Christian Vincent’s Haute Cuisine offers all the ingredients for a great feast of enticing visions and thematic concerns, only to have them be prepared, plated, and served with the grace of Elmer Fudd. The story, a largely fictional abstraction of chef Daniele Delpeuch’s time as President François Mitterrand’s personal cook in the early ’90s, presents both the stress and sublime comforts of the art of cooking within the busiest hub of France’s social and political debates. As such, the script circles around Delpeuch’s proxy, Hortense Laborie (Catherine Frot), and her relationship with the powers that be at the Elysee Palace and, indeed, even her cooking becomes fodder for political discourse. For Vincent, the story of a contented, successful artist invited to practice her craft for the most powerful man in France has obvious personal implications for a director who’s been producing films for the country’s major studios for the last decade.
This view of artistic struggle, however, yields largely unremarkable insights. Vincent stresses Laborie’s unyielding professionalism, wit, and due annoyance, but never conveys the passion and history that goes into her craft. At one point, Hortense shares an unexpected conversation about her favorite childhood cooking books with the president, played by Jean d’Ormesson. They lament the loss of personality in the recipes over the years, the way they were written specifically with detailed recollections of unique experiences, and later, Hortense critiques a dessert made by her rival (Brice Fournier) in the main kitchen as being impersonal. The irony hits like heartburn, as Vincent offers only anonymity in his imagery, guided by dull exactness and professionalism. If there’s any sense of passion here, it’s only inferred by Hortense’s stilted frustration with the staffers, who begin dictating how she should cook for the president, their demands ranging from restricting sauces to buying from different farmers and butchers.
In Hortense’s bothersome dealings with the president’s staff, Vincent seems to see the faces of film market-testers, agents, managers, publicists, and journalists who’ve burdened and manipulated his own profession. The president, arguably, represents one of the most educated and cultured opinions in France, and Vincent roots the story’s drama in the increasing difficulty of simply learning and preparing what he (read: the audience) wants to eat (read: watch). In this, the director ultimately expresses bitterness toward what he sees as a bureaucratic stifling of great, personal art, an opinion that would be easy to align with if Haute Cuisine came within a country mile of greatness or genuine personality.

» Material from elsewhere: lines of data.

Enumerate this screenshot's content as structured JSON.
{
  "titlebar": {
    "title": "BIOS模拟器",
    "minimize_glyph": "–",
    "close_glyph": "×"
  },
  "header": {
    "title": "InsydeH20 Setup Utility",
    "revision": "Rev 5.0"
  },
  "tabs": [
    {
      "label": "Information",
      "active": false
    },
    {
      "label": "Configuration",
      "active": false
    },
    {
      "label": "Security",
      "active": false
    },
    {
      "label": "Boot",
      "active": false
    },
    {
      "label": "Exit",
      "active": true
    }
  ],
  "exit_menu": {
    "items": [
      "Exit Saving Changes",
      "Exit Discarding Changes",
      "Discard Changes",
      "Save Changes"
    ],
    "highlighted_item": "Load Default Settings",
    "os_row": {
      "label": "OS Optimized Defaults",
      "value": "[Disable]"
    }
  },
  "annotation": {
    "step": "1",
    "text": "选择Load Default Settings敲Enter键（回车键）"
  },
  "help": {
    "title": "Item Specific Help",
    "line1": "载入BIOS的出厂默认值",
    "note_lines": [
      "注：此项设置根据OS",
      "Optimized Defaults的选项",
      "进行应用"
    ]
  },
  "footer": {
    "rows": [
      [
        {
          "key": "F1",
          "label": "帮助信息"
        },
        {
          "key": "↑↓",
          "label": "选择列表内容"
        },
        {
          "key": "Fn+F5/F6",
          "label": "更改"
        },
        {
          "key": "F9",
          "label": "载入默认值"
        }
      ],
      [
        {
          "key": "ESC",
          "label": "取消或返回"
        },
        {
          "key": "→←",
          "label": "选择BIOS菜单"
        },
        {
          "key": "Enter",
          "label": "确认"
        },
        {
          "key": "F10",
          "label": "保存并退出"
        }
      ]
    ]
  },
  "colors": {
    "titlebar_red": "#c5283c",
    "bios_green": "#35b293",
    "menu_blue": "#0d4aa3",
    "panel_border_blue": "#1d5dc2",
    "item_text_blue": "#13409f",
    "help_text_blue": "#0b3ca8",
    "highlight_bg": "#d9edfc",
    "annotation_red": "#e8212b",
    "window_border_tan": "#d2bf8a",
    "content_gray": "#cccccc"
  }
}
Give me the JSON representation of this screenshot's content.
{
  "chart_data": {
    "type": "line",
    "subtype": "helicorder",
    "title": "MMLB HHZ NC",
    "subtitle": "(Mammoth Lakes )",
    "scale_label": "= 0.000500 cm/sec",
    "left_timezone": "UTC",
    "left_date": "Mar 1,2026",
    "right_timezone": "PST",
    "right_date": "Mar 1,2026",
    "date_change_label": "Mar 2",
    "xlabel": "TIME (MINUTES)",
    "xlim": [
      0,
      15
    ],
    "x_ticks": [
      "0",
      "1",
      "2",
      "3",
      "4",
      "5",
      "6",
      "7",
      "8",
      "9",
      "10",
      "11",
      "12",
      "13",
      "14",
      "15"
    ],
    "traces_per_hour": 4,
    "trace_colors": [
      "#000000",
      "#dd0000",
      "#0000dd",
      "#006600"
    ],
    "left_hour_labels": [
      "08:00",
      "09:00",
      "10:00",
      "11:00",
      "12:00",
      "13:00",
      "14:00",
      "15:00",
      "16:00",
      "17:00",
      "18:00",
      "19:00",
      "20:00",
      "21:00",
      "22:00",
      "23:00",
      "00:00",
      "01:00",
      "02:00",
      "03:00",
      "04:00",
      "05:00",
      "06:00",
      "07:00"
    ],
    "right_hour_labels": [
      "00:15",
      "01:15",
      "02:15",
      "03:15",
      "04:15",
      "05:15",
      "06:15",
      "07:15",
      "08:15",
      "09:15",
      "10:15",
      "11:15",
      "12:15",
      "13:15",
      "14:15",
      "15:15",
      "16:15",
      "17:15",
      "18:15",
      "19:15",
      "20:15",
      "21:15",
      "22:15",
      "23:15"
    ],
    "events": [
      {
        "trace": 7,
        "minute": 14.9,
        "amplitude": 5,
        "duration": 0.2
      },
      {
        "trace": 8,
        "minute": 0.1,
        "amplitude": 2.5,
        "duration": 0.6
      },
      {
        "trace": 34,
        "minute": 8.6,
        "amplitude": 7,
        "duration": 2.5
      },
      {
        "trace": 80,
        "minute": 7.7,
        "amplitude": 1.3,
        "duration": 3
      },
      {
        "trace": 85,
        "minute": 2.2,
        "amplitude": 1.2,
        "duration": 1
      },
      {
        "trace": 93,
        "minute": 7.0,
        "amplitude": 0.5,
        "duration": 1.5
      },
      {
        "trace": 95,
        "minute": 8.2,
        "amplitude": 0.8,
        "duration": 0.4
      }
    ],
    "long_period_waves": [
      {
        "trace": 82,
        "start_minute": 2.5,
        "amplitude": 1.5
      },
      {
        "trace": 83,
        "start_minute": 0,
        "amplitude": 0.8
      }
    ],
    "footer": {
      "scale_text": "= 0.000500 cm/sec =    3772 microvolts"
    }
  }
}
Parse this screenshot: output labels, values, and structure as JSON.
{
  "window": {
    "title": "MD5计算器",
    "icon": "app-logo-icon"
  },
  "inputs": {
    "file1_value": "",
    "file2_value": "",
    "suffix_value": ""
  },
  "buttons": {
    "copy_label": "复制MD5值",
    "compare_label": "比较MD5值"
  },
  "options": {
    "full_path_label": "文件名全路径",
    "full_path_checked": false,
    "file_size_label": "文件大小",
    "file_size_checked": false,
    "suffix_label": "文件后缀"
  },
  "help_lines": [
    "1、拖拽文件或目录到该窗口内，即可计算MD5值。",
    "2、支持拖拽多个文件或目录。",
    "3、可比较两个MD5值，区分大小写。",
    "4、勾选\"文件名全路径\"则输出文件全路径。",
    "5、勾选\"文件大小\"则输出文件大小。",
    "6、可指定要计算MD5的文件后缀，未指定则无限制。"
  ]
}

Vincent’s aesthetic is serviceable, in so much as he presents the story clearly, but his sense of movement, space, and light brings to mind the banality of a Williams-Sonoma catalogue. Similarly, the script seems engineered for utility over wit or insight. The film’s framing device, set a year or two after the main plot, sees Hortense cooking for a large group of Antarctic researchers, and their reception to her unbound yet simple cooking is enthusiastic. The suggestion is that serving a great meal to the humble, simple working class is more endearing and rewarding than kowtowing to the busy schedules and necessities of the self-serious elite. It’s a simplistic viewpoint with very little in the way of nuance, all the better for a film content to blatantly capitalize on foodie culture. As an entertainment, it goes through the motions with passable charm, thanks largely to the cast, but this hardly excuses a film that spends an inordinate amount of time in praise of black truffles.